“It is very special to be able to achieve dreams simply by doing what I love,” she said, laughing. “It’s like … ok, giving it to me!”
And the Argentine rocker Fito Páez won the gramophone for Best Latin Rock Album, Urban or Alternative with his most recent work, “The conquest of space.”
British star Dua Lipa won Best Pop Vocal Album for her “Future Nostalgia,” a collection of disco tracks released in the early days of the pandemic.
As the main gala kicked off, host Trevor Noah joked that this was the biggest outdoor event of 2021 since the insurrection in Washington in January.
“I know you haven’t been able to go to a concert in a long time, neither have I. So tonight we offer you a concert ” , assured the comedian.
Eilish took the stage next with her hit “Everything I Wanted.”
Although most rock categories were unusually dominated by women, The Strokes won their first Grammy for Best Rock Album for “The New Abnormal.”

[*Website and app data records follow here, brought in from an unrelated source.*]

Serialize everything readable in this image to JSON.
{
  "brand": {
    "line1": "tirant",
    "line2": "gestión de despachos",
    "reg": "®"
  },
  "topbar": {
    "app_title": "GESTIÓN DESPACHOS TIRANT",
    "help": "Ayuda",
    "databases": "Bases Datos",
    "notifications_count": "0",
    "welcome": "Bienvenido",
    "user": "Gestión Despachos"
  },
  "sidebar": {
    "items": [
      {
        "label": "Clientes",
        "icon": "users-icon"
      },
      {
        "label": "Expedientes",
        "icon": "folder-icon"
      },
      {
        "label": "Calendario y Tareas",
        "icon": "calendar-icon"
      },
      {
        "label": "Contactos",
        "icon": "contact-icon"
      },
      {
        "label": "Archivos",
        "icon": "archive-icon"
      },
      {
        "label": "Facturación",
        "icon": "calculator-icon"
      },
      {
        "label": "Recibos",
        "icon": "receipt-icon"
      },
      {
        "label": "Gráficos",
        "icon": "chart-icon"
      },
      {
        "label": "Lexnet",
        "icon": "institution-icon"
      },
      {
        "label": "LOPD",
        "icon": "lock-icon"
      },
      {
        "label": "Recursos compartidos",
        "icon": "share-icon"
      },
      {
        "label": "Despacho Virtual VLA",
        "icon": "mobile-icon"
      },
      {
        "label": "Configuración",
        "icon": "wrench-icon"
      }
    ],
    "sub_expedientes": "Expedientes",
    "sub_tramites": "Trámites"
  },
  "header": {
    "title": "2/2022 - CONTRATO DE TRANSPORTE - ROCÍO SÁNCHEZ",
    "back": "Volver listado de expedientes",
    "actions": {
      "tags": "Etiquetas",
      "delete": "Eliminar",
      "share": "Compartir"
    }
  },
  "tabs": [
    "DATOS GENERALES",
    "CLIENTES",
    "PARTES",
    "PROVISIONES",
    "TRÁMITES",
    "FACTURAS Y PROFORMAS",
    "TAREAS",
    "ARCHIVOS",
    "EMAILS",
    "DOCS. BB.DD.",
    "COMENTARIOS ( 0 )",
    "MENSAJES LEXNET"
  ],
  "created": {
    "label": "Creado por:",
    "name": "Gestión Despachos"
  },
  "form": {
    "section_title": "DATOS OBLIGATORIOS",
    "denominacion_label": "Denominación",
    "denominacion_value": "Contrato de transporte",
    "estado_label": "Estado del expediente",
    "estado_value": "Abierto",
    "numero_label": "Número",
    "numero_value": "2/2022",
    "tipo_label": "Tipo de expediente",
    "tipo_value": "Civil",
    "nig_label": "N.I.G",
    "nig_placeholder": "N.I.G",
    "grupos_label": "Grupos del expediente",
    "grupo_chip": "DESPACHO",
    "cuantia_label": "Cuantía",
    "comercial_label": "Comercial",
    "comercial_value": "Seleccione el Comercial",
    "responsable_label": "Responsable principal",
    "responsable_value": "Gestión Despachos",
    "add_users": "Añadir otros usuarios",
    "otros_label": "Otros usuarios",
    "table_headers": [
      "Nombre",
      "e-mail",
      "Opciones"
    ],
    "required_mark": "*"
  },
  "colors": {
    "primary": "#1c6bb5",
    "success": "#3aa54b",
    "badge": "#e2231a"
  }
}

And the fickle Kanye West won his 22nd Grammy on Sunday, but not for his usual style: The artist who rose to fame in the rap world now has a Christian music award to his name. (AND)